An excellent way of analyzing ideas is by using this basic entrepreneur’s tool: SWOT.
SWOT is a matrix that, from an internal an external point of view, analyzes the Strengths, Weaknesses, Opportunities, and Threats of your idea.


3. Strategy

In the UK, 167.717 new companies have been registered from January to March (source), but most of them start out in a very disorganized way without designing any type of strategy.
And be sure that clearly knowing where to go and by which means will determine the success of your e-commerce shop.
You can ask yourself the following questions:

  • How is your ideal client going to learn about you?
  • Why are they going to prefer you to your competitors?
  • Are you going to be cheaper?
  • What defines your clients? What characteristics do they have in common?
  • What are your business goals? How are you going to grow?

In order to define your e-commerce strategy we are going to use a business model canvas.
lienzo canvas modelos de negocio e-commerce
This template allows us to quickly and easily summarize the keys of a business. Spending the time to fill in these 9 boxes will help you find out what’s important for your idea and how to carry it out.

4. Plan of action

Up to this moment you have only defined general ideas and goals. It is in this fourth step where you need to be more precise and define specific actions in line with the established strategy.
We’ll give you a few hints:

  • Name: This is one of the biggest headaches at the beginning. Our advice is to follow basic guidelines, such as to making it short, easy to pronounce, and that it is available for the .com domain and main social networks.
  • Hosting: An e-commerce business needs a host. Don’t worry—in this post we explain how to choose a webhost for an e-commerce.
  • Corporative identity: Here we are not only talking about the colors or the logo but about the values you want to transmit—the real brand essence. Reading this post about how to create your brand image will help you.
  • Website: Who is going to build your website? If it is not going to be you, you will need someone to have it done or to advise you. Check out the different options depending on your business model: PrestaShop, WordPress, Shopify, etc.
  • Visibility: We mention it last here, but this is actually the most important and most forgotten part of the plan of action. Most entrepreneurs make huge efforts to have a good product and a good website to sell it, but they don’t think how to reach the client.

Last but not least, you can’t forget the legal requirements: are you going to start a Ltd.? Are you going to register yourself as a freelancer?

Do you feel like starting your own digital business?

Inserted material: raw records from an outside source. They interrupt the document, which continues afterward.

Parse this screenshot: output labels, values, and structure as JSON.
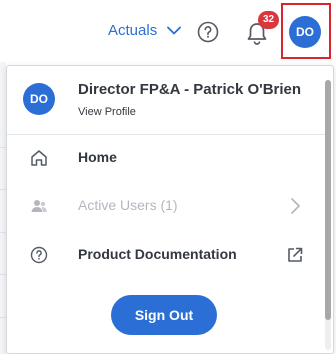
{
  "header": {
    "scenario_label": "Actuals",
    "notifications_count": "32",
    "avatar_initials": "DO"
  },
  "profile": {
    "initials": "DO",
    "name": "Director FP&A - Patrick O'Brien",
    "link_label": "View Profile"
  },
  "menu": {
    "items": [
      {
        "label": "Home",
        "icon": "home-icon",
        "enabled": true
      },
      {
        "label": "Active Users (1)",
        "icon": "users-icon",
        "enabled": false,
        "trailing_icon": "chevron-right-icon"
      },
      {
        "label": "Product Documentation",
        "icon": "help-circle-icon",
        "enabled": true,
        "trailing_icon": "external-link-icon"
      }
    ],
    "sign_out_label": "Sign Out"
  },
  "colors": {
    "accent": "#2b6fd6",
    "badge": "#d9363e",
    "highlight_border": "#d9262e",
    "text_primary": "#333840",
    "text_disabled": "#b3b7bd"
  }
}
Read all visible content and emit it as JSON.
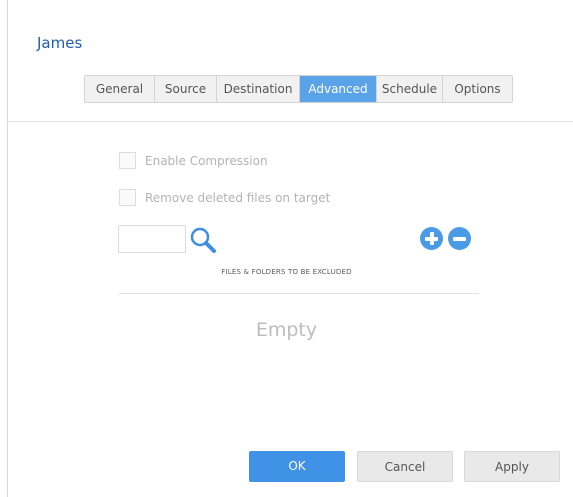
{
  "dialog": {
    "title": "James"
  },
  "tabs": [
    {
      "label": "General"
    },
    {
      "label": "Source"
    },
    {
      "label": "Destination"
    },
    {
      "label": "Advanced",
      "active": true
    },
    {
      "label": "Schedule"
    },
    {
      "label": "Options"
    }
  ],
  "options": {
    "enable_compression": {
      "label": "Enable Compression",
      "checked": false,
      "disabled": true
    },
    "remove_deleted": {
      "label": "Remove deleted files on target",
      "checked": false,
      "disabled": true
    }
  },
  "exclusions": {
    "filter_value": "",
    "header": "FILES & FOLDERS TO BE EXCLUDED",
    "empty_text": "Empty",
    "icons": [
      "search-icon",
      "add-icon",
      "remove-icon"
    ]
  },
  "footer": {
    "ok_label": "OK",
    "cancel_label": "Cancel",
    "apply_label": "Apply"
  },
  "colors": {
    "accent": "#3f92e6",
    "active_tab": "#5aa3e8",
    "title": "#1f5fae"
  }
}
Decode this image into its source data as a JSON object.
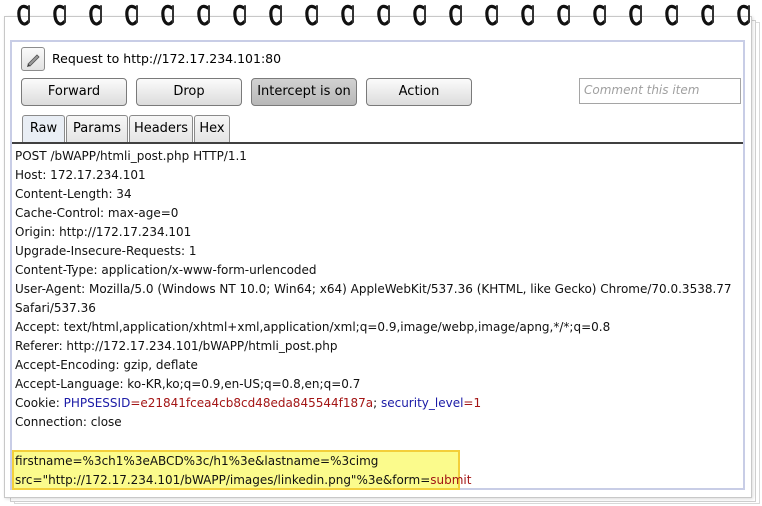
{
  "toolbar": {
    "request_label": "Request to http://172.17.234.101:80",
    "forward_label": "Forward",
    "drop_label": "Drop",
    "intercept_label": "Intercept is on",
    "action_label": "Action",
    "comment_placeholder": "Comment this item"
  },
  "tabs": [
    {
      "label": "Raw"
    },
    {
      "label": "Params"
    },
    {
      "label": "Headers"
    },
    {
      "label": "Hex"
    }
  ],
  "request": {
    "line1": "POST /bWAPP/htmli_post.php HTTP/1.1",
    "line2": "Host: 172.17.234.101",
    "line3": "Content-Length: 34",
    "line4": "Cache-Control: max-age=0",
    "line5": "Origin: http://172.17.234.101",
    "line6": "Upgrade-Insecure-Requests: 1",
    "line7": "Content-Type: application/x-www-form-urlencoded",
    "line8": "User-Agent: Mozilla/5.0 (Windows NT 10.0; Win64; x64) AppleWebKit/537.36 (KHTML, like Gecko) Chrome/70.0.3538.77",
    "line9": "Safari/537.36",
    "line10": "Accept: text/html,application/xhtml+xml,application/xml;q=0.9,image/webp,image/apng,*/*;q=0.8",
    "line11": "Referer: http://172.17.234.101/bWAPP/htmli_post.php",
    "line12": "Accept-Encoding: gzip, deflate",
    "line13": "Accept-Language: ko-KR,ko;q=0.9,en-US;q=0.8,en;q=0.7",
    "cookie": {
      "prefix": "Cookie: ",
      "key1": "PHPSESSID",
      "val1": "=e21841fcea4cb8cd48eda845544f187a",
      "sep": "; ",
      "key2": "security_level",
      "val2": "=1"
    },
    "line15": "Connection: close",
    "body1": "firstname=%3ch1%3eABCD%3c/h1%3e&lastname=%3cimg",
    "body2_a": "src=\"http://172.17.234.101/bWAPP/images/linkedin.png\"%3e&form=",
    "body2_b": "submit"
  },
  "colors": {
    "highlight": "#fbfb8c",
    "highlight_border": "#f3cf3a",
    "cookie_key": "#1a1aa6",
    "cookie_value": "#a31515",
    "panel_border": "#c8cde6"
  },
  "icons": [
    "spiral-ring-icon",
    "pencil-icon"
  ]
}
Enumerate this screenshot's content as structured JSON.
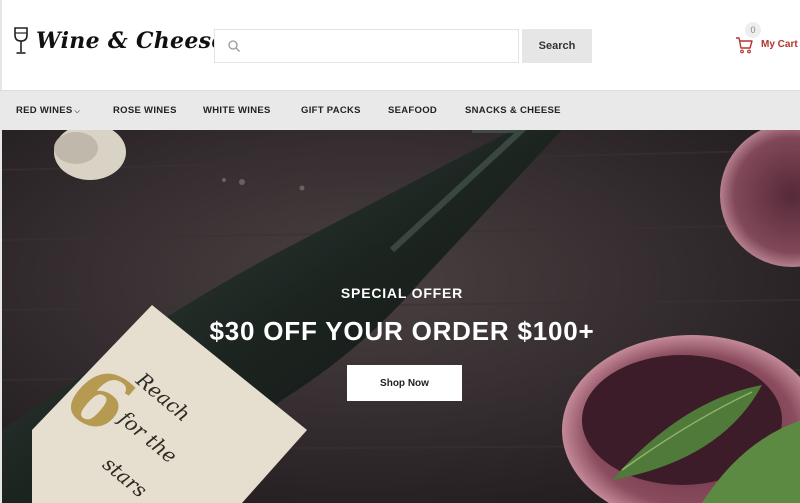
{
  "brand": {
    "name": "Wine & Cheese",
    "icon": "wine-glass-icon"
  },
  "search": {
    "placeholder": "",
    "value": "",
    "button_label": "Search",
    "icon": "search-icon"
  },
  "cart": {
    "label": "My Cart",
    "count": "0",
    "icon": "cart-icon"
  },
  "nav": {
    "items": [
      {
        "label": "RED WINES",
        "has_dropdown": true
      },
      {
        "label": "ROSE WINES",
        "has_dropdown": false
      },
      {
        "label": "WHITE WINES",
        "has_dropdown": false
      },
      {
        "label": "GIFT PACKS",
        "has_dropdown": false
      },
      {
        "label": "SEAFOOD",
        "has_dropdown": false
      },
      {
        "label": "SNACKS & CHEESE",
        "has_dropdown": false
      }
    ]
  },
  "hero": {
    "kicker": "SPECIAL OFFER",
    "title": "$30 OFF YOUR ORDER $100+",
    "button_label": "Shop Now",
    "bottle_label": {
      "number": "6",
      "lines": [
        "Reach",
        "for the",
        "stars"
      ]
    }
  },
  "colors": {
    "accent": "#b5332e",
    "nav_bg": "#e9e9e9",
    "hero_bg": "#2c2527"
  }
}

It is possible that you now have a thousand questions. Don’t worry—that’s normal. Analyze your business idea and if you decide to go for it, establish the plan of action.
The rest will come with effort and perseverance (we promise). 😉